**ASSIGNMENT:**
Using the entries that follow, establish how many lines contain the word "screenshot" and give only that figure.
[[ PROVIDED ENTRIES, beginning ]]
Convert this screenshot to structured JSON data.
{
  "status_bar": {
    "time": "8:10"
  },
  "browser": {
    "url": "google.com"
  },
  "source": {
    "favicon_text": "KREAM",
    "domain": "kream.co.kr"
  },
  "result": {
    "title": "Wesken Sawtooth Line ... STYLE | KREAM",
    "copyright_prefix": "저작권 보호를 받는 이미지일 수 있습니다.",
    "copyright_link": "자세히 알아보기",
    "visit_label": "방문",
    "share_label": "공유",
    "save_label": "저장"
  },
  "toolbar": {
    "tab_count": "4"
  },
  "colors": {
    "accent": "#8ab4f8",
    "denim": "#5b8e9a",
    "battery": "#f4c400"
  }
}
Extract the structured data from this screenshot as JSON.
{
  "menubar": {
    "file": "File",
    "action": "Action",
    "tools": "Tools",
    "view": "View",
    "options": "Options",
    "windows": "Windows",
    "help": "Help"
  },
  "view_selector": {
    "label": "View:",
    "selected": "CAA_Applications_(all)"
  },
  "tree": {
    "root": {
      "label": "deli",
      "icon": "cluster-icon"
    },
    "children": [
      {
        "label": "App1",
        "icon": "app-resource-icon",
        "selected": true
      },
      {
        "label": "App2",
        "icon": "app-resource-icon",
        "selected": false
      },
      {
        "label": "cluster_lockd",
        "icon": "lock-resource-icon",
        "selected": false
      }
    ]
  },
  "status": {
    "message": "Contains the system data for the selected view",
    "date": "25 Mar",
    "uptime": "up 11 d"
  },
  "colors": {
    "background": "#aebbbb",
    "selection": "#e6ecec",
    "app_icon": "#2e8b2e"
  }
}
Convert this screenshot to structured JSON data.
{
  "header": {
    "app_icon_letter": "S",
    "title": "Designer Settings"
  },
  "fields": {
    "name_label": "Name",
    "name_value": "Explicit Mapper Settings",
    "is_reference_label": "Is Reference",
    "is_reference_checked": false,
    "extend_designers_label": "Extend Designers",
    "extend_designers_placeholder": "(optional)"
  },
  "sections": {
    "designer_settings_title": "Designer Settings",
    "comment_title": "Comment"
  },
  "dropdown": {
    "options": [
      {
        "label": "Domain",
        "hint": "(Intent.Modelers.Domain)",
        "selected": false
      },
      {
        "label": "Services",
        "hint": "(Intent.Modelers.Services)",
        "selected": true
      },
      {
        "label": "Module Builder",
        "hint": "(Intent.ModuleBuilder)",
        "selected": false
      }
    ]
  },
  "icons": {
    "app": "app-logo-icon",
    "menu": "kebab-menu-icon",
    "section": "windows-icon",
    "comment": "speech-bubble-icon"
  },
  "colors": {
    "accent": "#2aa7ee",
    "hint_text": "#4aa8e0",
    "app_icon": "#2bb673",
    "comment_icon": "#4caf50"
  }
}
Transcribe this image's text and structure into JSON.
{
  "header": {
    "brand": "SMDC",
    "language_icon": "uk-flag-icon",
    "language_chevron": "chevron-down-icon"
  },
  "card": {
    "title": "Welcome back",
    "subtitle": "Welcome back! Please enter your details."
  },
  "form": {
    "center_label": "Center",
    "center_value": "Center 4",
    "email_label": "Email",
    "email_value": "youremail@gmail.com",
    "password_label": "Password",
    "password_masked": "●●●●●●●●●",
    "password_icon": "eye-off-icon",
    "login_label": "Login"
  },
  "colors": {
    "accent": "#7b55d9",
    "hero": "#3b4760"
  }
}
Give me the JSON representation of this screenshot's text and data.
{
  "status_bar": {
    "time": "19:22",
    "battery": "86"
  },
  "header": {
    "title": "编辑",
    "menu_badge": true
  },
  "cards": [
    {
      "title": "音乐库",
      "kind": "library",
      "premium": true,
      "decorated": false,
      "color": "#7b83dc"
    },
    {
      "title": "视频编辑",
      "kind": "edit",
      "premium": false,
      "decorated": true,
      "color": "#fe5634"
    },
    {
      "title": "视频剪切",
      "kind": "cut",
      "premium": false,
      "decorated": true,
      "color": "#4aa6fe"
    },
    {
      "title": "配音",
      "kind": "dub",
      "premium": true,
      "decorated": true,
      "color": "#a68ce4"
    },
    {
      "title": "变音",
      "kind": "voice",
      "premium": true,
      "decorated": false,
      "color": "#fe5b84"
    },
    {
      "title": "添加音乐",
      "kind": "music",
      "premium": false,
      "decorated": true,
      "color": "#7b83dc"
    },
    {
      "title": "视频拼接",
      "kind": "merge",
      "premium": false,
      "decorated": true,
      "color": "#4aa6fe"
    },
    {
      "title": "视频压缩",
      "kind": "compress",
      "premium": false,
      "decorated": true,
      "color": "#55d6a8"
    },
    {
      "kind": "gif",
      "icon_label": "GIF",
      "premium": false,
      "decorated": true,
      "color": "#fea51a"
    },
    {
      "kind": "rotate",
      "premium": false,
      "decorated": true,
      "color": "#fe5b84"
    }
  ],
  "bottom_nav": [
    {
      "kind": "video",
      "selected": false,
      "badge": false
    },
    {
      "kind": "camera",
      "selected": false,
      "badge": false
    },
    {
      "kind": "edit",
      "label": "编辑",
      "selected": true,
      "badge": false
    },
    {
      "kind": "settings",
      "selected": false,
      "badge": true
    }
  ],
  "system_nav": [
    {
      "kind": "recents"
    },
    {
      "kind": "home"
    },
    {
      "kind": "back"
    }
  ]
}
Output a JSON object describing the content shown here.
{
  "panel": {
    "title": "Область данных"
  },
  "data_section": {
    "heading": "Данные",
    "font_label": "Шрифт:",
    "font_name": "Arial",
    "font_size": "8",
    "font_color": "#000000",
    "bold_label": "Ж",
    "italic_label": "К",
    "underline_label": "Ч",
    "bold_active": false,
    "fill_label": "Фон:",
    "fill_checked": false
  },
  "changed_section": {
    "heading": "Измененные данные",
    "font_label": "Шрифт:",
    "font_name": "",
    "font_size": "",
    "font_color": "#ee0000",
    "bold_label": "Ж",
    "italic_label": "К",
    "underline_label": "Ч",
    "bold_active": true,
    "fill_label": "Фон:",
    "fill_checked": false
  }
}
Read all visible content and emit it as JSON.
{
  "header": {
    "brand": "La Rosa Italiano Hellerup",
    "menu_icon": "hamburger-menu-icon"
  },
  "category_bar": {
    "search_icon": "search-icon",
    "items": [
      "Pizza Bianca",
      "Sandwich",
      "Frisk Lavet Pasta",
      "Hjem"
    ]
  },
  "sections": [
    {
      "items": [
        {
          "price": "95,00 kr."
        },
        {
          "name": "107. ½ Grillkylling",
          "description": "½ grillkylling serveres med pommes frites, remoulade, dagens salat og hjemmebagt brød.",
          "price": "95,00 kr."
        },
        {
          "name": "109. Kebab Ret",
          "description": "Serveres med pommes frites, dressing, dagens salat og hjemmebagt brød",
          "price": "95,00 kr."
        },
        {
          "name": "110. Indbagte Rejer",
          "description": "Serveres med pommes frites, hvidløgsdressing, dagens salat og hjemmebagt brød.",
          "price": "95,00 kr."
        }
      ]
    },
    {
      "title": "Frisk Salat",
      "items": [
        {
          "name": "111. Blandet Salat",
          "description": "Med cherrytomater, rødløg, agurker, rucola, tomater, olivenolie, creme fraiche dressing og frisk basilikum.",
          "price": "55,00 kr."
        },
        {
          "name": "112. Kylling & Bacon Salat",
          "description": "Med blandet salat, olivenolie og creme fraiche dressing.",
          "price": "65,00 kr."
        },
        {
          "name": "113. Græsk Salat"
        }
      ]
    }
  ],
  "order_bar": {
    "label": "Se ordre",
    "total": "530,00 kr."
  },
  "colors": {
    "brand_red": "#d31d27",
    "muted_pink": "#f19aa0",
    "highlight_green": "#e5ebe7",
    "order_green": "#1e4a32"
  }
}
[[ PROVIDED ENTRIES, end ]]
**EXERCISE RESULT:**
4